“The rush to advertise stemmed from the fact that the operators were trying to get the first mover advantage, but it’s not a big market. The smartphone market has to grow for the switch to happen,” said Shrishti Anand, analyst, IT & telecom, Angel Broking.
Neeraj Roy, however, observed: “Thanks to hyper competition in the mobile devices market, close to 180 million mobile devices are selling annually, with 40 million being data capable. Add to that tablets. At this time, if I were a carrier, I would use 3G to create curiosity but be quite happy with 2.5G customers at lower prices.”
“Our aim is to drive adoption for data usage and to get consumer to experience 3G itself. We believe that there will be significant uptake — we expect to double our data business over next year, with a major share coming through 3G,” said a Vodafone spokesperson. Till June 30, Vodafone 3G was available in 147 towns and cities across 12 circles.
“Service operators are working on multiple issues including services, a consistent network, pricing and metering. On the network side, operators are paying attention to quality. At present, the roaming arrangement is not good. It will take at least six-to-nine months before a pan-India infrastructure is put in place,” said Rajan Mathews, director general, COAI.
“Operators such as Bharti Airtel, Idea and RCom have put in procurement orders to put in place the backend, which hopefully will be deployed soon. There are also talks to upgrade from 3G to 4G, though the conversion from 2G to 3G is still low,” said Anand.
“At the moment, a lot of education is required on what 3G does. With faster data delivery, video consumption will go up. There will be more focus on applications and video content,” said Sameer Pitalwalla, senior VP, video products, interactive – UTV.
Neeraj Roy calls 3G a catalyst for large format internet adoption in the country. “India is at the threshold of this.
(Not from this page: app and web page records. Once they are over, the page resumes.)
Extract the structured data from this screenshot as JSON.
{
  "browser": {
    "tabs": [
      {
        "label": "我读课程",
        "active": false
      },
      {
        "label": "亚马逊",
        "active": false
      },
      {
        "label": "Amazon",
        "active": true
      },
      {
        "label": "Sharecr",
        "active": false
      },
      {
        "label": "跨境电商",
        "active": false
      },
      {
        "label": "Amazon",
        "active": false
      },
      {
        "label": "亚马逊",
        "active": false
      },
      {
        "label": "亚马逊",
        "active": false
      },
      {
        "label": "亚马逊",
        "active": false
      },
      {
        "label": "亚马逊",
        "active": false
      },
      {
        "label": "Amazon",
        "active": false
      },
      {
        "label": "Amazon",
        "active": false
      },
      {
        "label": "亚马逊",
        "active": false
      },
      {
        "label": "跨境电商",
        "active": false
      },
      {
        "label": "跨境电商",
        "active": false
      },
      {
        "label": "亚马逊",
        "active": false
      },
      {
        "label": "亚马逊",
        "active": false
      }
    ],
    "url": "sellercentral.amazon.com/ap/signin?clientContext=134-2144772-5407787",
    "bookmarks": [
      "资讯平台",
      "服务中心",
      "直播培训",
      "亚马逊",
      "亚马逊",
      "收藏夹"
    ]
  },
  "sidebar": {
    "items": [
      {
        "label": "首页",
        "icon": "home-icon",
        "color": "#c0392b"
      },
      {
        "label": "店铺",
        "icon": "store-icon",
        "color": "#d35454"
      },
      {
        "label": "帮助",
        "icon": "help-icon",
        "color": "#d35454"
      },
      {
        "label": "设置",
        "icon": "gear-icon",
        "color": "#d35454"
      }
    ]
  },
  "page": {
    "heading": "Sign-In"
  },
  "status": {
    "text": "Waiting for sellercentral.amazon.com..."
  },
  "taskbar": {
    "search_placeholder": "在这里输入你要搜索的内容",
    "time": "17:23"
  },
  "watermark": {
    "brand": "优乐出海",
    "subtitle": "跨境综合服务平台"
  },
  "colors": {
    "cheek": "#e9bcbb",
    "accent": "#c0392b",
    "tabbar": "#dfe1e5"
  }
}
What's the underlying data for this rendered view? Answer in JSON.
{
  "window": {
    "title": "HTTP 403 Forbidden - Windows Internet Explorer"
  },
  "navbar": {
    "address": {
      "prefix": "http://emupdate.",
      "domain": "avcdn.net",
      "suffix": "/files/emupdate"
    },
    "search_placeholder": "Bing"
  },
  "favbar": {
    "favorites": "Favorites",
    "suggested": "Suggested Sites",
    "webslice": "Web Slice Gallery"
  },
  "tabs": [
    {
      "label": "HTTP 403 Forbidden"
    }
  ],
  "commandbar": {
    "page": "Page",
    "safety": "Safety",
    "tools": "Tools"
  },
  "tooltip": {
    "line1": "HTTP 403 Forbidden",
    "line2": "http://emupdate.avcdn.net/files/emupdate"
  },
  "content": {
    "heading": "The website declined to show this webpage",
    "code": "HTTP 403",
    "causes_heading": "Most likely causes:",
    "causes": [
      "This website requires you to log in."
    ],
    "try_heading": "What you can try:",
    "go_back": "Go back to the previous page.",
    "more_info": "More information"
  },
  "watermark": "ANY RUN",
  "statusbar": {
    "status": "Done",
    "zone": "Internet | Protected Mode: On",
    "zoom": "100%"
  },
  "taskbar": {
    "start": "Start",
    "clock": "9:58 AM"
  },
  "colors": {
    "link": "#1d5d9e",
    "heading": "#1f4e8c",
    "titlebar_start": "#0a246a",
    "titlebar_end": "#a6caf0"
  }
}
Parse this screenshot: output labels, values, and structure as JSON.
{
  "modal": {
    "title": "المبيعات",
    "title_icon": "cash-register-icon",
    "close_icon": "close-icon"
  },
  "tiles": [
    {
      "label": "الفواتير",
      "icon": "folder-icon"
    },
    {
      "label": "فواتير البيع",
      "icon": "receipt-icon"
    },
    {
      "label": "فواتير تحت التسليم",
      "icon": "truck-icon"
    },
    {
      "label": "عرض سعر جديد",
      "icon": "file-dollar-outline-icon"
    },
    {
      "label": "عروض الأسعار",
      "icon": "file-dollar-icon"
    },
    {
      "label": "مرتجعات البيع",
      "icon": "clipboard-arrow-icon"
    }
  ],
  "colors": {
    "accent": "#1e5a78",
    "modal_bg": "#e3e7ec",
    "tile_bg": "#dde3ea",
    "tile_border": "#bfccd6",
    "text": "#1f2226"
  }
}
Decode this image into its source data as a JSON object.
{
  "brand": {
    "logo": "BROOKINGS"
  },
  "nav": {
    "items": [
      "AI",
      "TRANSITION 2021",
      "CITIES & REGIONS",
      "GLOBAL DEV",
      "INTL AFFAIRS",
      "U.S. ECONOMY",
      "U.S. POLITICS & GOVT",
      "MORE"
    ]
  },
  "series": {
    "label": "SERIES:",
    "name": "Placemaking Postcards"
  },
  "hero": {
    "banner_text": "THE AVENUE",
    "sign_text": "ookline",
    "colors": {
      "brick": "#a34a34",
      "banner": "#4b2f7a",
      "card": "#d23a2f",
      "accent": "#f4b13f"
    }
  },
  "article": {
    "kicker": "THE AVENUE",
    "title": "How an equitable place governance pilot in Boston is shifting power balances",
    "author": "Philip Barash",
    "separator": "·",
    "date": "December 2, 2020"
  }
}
In the mobile space, we will move from primarily a voice to an internet economy. When the ecosystem shifts, the impact will really be felt. Essentially, it’s all about speed and if 3G’s proposition is 3 mbps access, then 4G will be capable of delivering 10-20 mbps,” he said.
To the fact that 3G has stuttered on speed, he pointed out that within five weeks of the 3G licences, the government allocated 4G LTE (long term evolution) licences, with 20 MHz allocation to each licencee. “This practically back-to-back allocation will see India as one of the rare markets that, within 12 months starting January 2011, will move from 2G to 4G. 3G is the catalyst.”
Two things, he said, would ensure this. One, there are some very serious players who have made commitments on 3G and 4G; Qualcomm and Reliance have put their money on 4G. Two, India has crossed the 100 million internet users mark and by 2015, will touch 500 million. “In the past eight-nine months, mobile data subscribers have grown – they number around 85 million by now – which is a healthy sign.”
He concluded that while India is nine years behind on 3G, it will be at the same level as the rest of the developed world on 4G. “Data from other markets show that every 10% of internet adoption – which enhances empowerment, information and commerce – has a 1% correlation to the country’s GDP.” Mobile track